Changes in long-run health outcomes also have a meaningful impact on the cost of Medicaid eligibility. Miller and Wherry (2018) document reductions in future hospitalizations of cohorts whose parents obtained Medicaid in states through these expansions. They document that a 1 percentage point increase in eligibility leads to a reduction in hospitalizations of 0.237% when children are 19 to 32 years old. The average resource cost of hospitalizations for these cohorts is $8,135 in 2011 USD per hospitalization. Using a 3% discount rate to account for the fact that these cost reductions occur roughly 26 years later, these costs would be $3,772 if they were paid at birth. Given a hospitalization rate of 374 per 10,000 individuals (0.0374), the discounted average cost of hospitalizations for these cohorts would be $141 (unconditional on hospitalization). This suggests that expanding Medicaid eligibility to the child's mother reduces later life healthcare costs by $33 per year ($33 = 0.237% 100 $141). Hendren and Sprung-Keyser (2020) assume that 50% of these costs would have been paid by the government, which suggests an impact of roughly $17 on the government budget per year. Accounting for the fact that the effects are found in the data for children spanning 14 years, this suggests a reduction in costs of $239 per child enrolled. Assuming these yearly cost savings remain constant throughout the lifecycle up to age 65, the cost savings rise to $530.
In addition to cost savings from reduced medical expenses, Miller and Wherry (2018) also document impacts on high school graduation and future earnings. A 1 percentage point increase in eligibility leads to an increase in high school graduation of 0.028 percentage points and an increase in personal income of 0.116%. The sample mean earnings is $31,331 (in 2011 USD), implying that the counterfactual mean earnings is $30,246 per year. Thus the increase in personal income from a one percentage point increase in eligibility is $35.09. This implies a yearly increase in earnings of $3,509 in 2009 for those eligible and a discounted sum of earnings gains over the observed period of $21,860. Hendren and Sprung-Keyser (2020) use these estimates to lifecycle earnings gains and then discount those future earnings at 3%.They assume an effective tax rate of 18.9% based on Congressional Budget Office estimates of the rate at 200% of the Federal Poverty Line. Putting those estimates together implies that providing Medicaid eligibility increases future tax revenue by $10,024 per enrolled parent.
While the increased tax revenue reduces the effective cost to the government, some of these savings are offset by the fact that the government subsidizes college attendance. Miller and Wherry (2018) find an increase in college attendance of 3.5 percentage points. Using the national average public expenditure on college in 1997 of $6,448, and assuming those induced to enroll attend for two years this implies a cost increase of $371.
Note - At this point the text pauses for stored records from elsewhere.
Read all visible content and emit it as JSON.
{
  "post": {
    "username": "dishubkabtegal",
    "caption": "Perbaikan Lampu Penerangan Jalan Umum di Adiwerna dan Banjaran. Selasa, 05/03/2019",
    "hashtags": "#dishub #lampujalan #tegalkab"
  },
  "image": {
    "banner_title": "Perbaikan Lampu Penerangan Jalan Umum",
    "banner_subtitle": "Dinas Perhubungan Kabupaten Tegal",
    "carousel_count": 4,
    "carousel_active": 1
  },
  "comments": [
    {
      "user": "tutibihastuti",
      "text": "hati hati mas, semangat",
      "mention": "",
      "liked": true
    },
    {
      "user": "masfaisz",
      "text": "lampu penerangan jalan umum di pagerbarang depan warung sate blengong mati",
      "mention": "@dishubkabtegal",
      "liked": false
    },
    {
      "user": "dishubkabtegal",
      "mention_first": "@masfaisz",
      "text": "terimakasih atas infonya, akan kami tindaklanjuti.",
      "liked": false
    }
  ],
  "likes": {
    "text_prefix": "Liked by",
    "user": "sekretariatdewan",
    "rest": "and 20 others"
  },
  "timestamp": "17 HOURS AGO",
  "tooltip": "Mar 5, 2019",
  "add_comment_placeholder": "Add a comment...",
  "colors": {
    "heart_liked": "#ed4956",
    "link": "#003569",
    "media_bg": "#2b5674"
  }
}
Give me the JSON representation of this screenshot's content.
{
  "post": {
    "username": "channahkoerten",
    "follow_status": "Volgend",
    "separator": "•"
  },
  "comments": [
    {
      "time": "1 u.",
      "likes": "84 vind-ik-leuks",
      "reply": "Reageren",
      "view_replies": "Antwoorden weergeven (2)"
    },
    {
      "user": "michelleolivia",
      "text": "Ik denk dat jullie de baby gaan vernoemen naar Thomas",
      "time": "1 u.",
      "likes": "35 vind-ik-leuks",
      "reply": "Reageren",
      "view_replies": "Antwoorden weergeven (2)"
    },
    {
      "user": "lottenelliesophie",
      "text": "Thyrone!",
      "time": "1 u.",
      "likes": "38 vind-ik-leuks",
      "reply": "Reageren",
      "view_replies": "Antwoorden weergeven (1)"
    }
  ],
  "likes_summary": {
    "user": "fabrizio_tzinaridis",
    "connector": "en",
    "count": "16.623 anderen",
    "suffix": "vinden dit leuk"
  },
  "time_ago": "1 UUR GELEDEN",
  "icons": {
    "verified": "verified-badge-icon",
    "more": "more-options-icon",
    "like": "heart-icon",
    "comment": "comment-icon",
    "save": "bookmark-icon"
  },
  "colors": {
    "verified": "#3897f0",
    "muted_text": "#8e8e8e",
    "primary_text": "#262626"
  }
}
Summing together all of these components suggests a net cost of $-7,014.